Even in Putin's propaganda war, one must side with the victims.
The truth is always the first casualty of war. In Russia, two of the last media still reporting objectively on Russia's war of aggression have now been blocked: The radio station Ekho Moskvy (Moscow Echo), which is critical of the Kremlin and one of Russia's oldest, and the younger TV station "Doshd" (Rain), were shut because they had spread "deliberately false information"-according to the General prosecutor. Previously, Russian authorities had prescribed media not to use terms such as "war" or "attack" under any circumstances. The Russian government calls its war of aggression on Ukraine, a sovereign neighbouring state, in violation of international law, a "special military operation".
Now, too, propaganda and agitation predominate - admittedly for the most part on the side of the Russian aggressor. The missile attack on the TV station in Kiev was also aimed at spreading uncensored news to Ukrainians. On Sunday, the EU banned the Russian TV channel RT (formerly Russia Today) and the "Sputnik" agency in all EU countries. This is to stop their "toxic and harmful disinformation", explained EU Commission President Ursula von der Leyen.
The "Association of European Journalists"(AEJ) has campaigned for a ban, although we otherwise support the preservation of media freedom. But should a channel like RT, as an instrument of Putin's war propaganda, continue to be broadcast freely in EU countries, while critical media in Russia are silenced and journalists there are imprisoned or intimidated?
Putin has brought almost all Russian media into line and only recently had the office of "Deutsche Welle" in Moscow closed as a countermeasure for shutting down RT in Germany. RT had planned a headquarters for the German-speaking region in Vienna and had already hired the first young journalists.
Should we accept this? The Russian army would merely end the "genocide by Kiev" and leave out "civilian targets", RT reported as recently as the weekend.
In the last two years, the channel has also given a stage to anti-vaccinationists, conspiracy theorists and anti-EU parties. Austrian Ex-Foreign Minister Karin Kneissl appeared as a regular guest and praised Putin's policies.
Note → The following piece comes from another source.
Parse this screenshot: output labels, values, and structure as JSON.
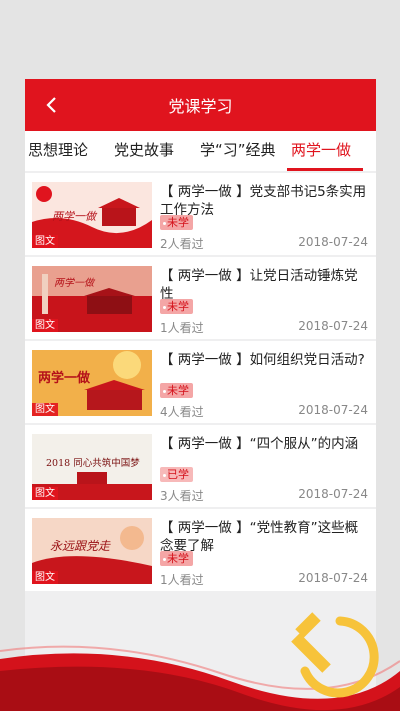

But there can be no neutrality in the media war. „The Guild“, a cooperation of European Universities in Brussels, spoke of a "conflict" and managed to condemn Russia only after several days. More than 200 Russian academics showed more courage and spoke out against Putin's invasion in an open letter.
Russian artists like Soprano Anna Netrebko or conductor Valery Gergiev already decided which side they are on. Gergiev, nicknamed Putins beloved conductor, was fired from several orchestras and operas in Italy and Germany. Netrebko, who refused to take sides, although a few years ago she took part in charity events with the leaders of the separatist regions Donezk and Luhansk, opted for a pause from stages. She was already banned from the Met in New York.
The extent to which Russian media manipulate their own population could be seen on TV Russia 2 last week. There, a corpulent presenter openly threatened to use nuclear weapons, saying that a world without a proper place for Russia was no longer worth living in anyway. Good night and good luck!
The author is a journalist and Honorary President of the Association of European Journalists (AEJ).